■ **AIM OF THE TASK**
Count how many lines below include the string "question". Only that number should appear in the reply.

Extracted data entries
————

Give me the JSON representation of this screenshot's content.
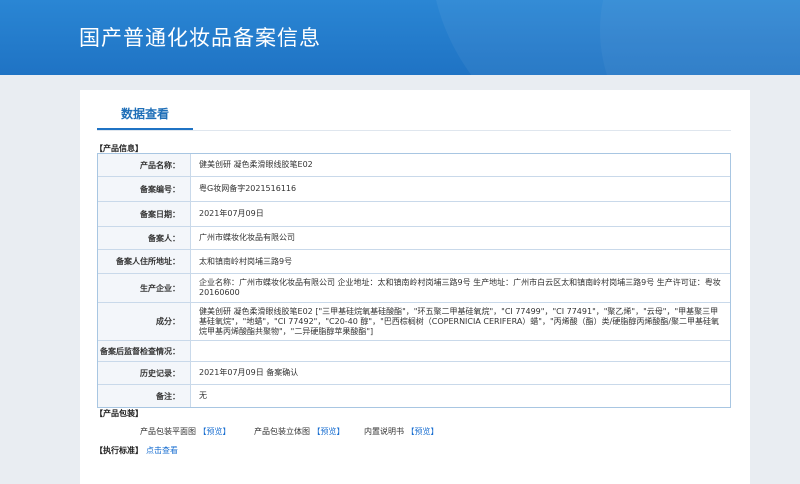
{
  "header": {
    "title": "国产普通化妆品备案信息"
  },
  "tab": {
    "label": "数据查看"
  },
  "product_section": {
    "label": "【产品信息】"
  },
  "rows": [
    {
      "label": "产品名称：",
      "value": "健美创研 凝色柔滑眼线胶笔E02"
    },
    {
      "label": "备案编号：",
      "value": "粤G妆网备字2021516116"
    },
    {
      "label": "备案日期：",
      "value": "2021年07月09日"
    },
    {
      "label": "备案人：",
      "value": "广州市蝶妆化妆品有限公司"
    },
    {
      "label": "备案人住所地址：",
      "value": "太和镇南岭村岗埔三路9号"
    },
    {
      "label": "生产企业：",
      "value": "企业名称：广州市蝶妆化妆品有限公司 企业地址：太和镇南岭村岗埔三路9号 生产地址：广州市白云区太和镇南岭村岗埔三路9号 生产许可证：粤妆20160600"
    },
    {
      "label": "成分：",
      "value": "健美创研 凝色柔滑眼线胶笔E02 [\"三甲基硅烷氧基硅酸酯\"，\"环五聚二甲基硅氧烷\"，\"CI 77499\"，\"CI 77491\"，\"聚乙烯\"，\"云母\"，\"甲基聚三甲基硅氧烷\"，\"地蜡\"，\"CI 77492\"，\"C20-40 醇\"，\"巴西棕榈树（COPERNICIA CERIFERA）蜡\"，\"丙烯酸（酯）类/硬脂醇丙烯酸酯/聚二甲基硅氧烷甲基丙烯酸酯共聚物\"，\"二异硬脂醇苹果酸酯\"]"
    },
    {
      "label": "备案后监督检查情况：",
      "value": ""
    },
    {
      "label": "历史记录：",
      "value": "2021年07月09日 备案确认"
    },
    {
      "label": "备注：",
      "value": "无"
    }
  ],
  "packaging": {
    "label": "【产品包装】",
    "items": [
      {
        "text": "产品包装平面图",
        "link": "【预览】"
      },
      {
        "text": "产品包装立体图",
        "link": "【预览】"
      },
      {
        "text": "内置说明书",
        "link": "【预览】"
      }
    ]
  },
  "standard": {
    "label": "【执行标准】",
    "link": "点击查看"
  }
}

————

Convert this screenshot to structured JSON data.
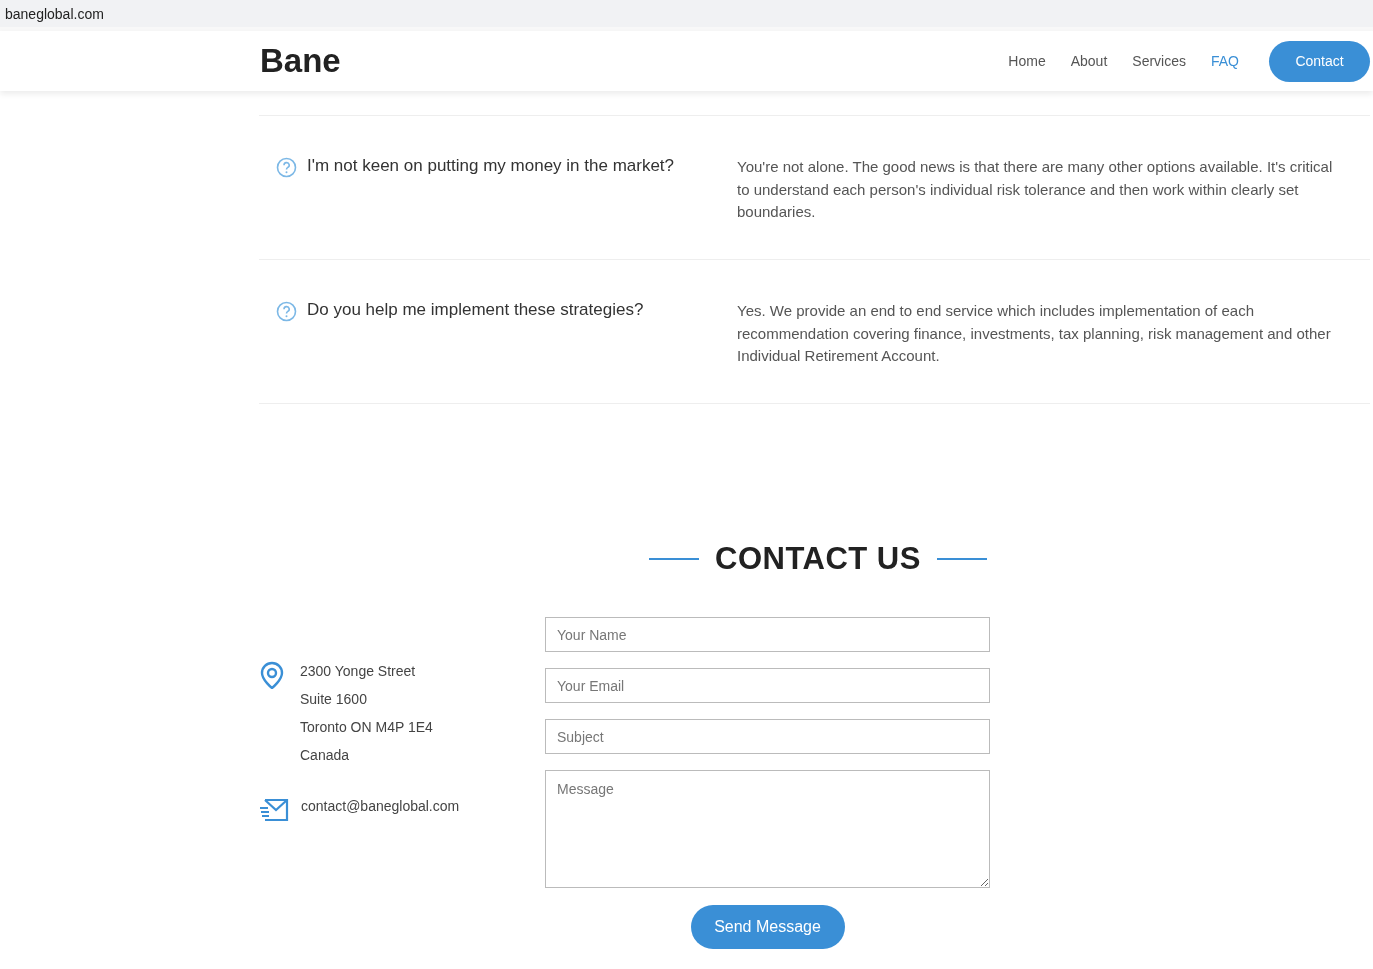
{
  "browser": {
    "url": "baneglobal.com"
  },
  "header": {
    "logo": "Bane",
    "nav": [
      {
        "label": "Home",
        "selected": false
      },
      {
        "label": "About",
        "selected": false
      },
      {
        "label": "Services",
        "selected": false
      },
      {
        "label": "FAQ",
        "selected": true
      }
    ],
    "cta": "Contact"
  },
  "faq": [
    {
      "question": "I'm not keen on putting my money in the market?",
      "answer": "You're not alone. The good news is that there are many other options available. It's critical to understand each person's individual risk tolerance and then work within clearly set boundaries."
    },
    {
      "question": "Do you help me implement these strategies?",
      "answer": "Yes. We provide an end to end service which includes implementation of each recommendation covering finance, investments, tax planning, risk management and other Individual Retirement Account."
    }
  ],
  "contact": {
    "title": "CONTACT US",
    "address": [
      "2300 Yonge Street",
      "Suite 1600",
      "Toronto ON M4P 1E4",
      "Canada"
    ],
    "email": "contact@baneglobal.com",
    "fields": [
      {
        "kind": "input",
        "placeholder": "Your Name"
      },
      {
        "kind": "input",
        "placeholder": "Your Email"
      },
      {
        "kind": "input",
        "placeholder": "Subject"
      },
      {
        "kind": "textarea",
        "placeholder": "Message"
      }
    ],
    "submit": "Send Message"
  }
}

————

■ **FINAL ANSWER**
2